Safety Improvement Opportunities: Influence, Implement, Accept Wins and Losses

Continuous improvement is always on my mind when working within the role of a Safety Professional. How can we be better today? What process can we improve which will reduce risk and bring us more into compliance? Why do people behave in a certain way conducting a work task? Is it a systems based failure?

I know a decent amount about safety as a professional who graduated with a bachelor’s degree in occupational safety and in the profession for over 3 years. Yet, I wouldn’t consider myself the subject matter expert in all things safety.

Through my interactions with associates, I learn about new processes. I get to figure out how a work task is conducted and how it plays an important role to ensure a product’s quality. I have a keen eye to find hazardous situations which employees may be exposed to, however, it is always easier to have an open conversation with an employee and ask if they have any safety concerns on the job. 

Quick Fix vs Safety Project

I may not be able to implement something right then and there to address their concerns, but I am definitely able to add their concern to a proactive tracking document. Quick fixes are always a win. If something can be easily changed within a work system to make the process smoother, those are wonderful wins for safety. 

Some safety concerns are not always such easy wins and need to be placed on a tracker document for when resources can become available to change a process. Sometimes, it may be decided the company is willing to accept a certain risk and the concern is halted. 

Influencing: Extremely Important Soft Skill for the Safety Professional

Why is the influencing so important for the safety professional?

From relationship interactions I have seen from individuals within leadership roles, I am understanding how it plays into making a positive safety culture a reality. I understand there will naturally be resistance to any type of culture change or change which results from an improvement project.  

Using influence skills to gain leadership buy-in is what drives the next step in maintaining improvement. Even when leadership has been influenced and understands the importance, there is still a factor of resource availability or true safety commitment.

Leading Initiatives 

Building relationships with individuals I work with is extremely important to me. In doing so, I like to listen to their feedback, input and thoughts on what can be done better. Influencing relationships is what makes a continuous improvement change successful.

There are some tips which I like to keep in mind to ensure my mind is in a positive place when working with others. These soft skills are what I have learned out in the field working directly with others. 

Influencing Relationships

  1. Create Rapport – if individuals like and trust you, they are more likely to listen to you
  2. Listen
  3. Ask the Right Questions
  4. Be Aware of Body Language – mirror their body language 
  5. Sell the Benefits
  6. Be Relaxed
  7. Invest Your Time – it takes time to develop an awareness and empathy of their struggles


Accepting The Answers Key Stakeholders Give 

Making team decisions takes time and sometimes patience.
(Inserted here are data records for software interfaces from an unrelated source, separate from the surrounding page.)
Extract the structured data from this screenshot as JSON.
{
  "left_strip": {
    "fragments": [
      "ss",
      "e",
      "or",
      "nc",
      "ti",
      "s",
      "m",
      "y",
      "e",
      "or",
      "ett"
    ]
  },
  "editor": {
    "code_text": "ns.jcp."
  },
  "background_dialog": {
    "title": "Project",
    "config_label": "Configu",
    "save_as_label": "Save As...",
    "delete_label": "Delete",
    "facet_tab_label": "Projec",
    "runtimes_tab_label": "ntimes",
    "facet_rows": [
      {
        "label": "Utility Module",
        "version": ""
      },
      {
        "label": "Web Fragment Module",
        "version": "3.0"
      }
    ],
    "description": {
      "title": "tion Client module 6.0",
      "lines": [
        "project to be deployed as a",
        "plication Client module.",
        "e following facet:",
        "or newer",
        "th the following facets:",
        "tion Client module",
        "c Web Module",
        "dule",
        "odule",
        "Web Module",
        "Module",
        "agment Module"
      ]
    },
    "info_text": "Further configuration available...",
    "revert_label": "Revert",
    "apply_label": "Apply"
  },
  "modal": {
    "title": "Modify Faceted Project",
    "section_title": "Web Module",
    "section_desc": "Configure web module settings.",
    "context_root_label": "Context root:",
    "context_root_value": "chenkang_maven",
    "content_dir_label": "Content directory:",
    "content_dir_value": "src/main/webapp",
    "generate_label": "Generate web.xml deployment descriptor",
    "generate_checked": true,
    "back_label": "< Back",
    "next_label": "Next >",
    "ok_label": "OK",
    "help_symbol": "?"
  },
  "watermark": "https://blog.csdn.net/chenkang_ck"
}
Culture and decisions may move slowly, depending on the resources and the level of commitment from key stakeholders. Sometimes you have to wait until the following year for the next capital expenses are approved. Sometimes an idea may be decided it does not make sense for the facility to do or they do not want to do it. 

Being a safety professional is hard work sometimes – especially when you may be told no. No one likes being told no – and ensuring I pick my battles is always something I look at. I want to have a positive team and be an easy individual to work with. Being a team player is extremely important quality. I want to do my part to be a  value to the company, however, respecting the decision of a team always gives priority. 

Learning on the Job

I am learning the people aspect on the job. Looking at regulations and what is required is something I am competent in figuring out. When I find out something is out of compliance, my natural instinct is to bring it up and begin advocating on a game plan to change the situation. 

In my experience so far, I have been told no in situations where compliance is at stake. For me to be a highly passionate safety professional and told from management the change cannot be initiated in a way to ensure a facility is in compliance I’ve learned that all I can do is accept what is being asked of me. No company is likely 100% perfect in all matters compliance. I was not formally taught in school how to handle situations which may come up like that. My colleagues in the safety field have told me documentation is all I can do.


Whether a change opportunity was identified proactively by talking with an employee, in an inspection, or reactively by an incident; a continuous improvement opportunity was identified. Understanding the leadership team’s expectations and their level of buy-in will aid in knowing when to push for change, wait for them to make the next move on available resources, or to not pick the battle and accept the team finds the risk to be tolerable. 

Influencing relationships within the leadership team is critical to have their support to close out the quick-fix safety issues and work together on a plan of action to tackle the larger scale safety hazards. Overall, it is extremely important to understand change may move slow. Understanding the leadership team i.e. what they value, how long it takes to change processes, what is their level of commitment; takes time and open communication. 

I plan to discuss on a future post the influence skill set and how it ties into the safety professional ‘selling safety’ to the company and its employees. 

Thank you for reading and for your support.

Until next post, 

Krystal Sibert GSP Blog Signature

Works Cited

  1. Buckby, Emma. “7 Tips to Develop your Influencing Skills.” Communicaid. Communicaid May 24, 2016.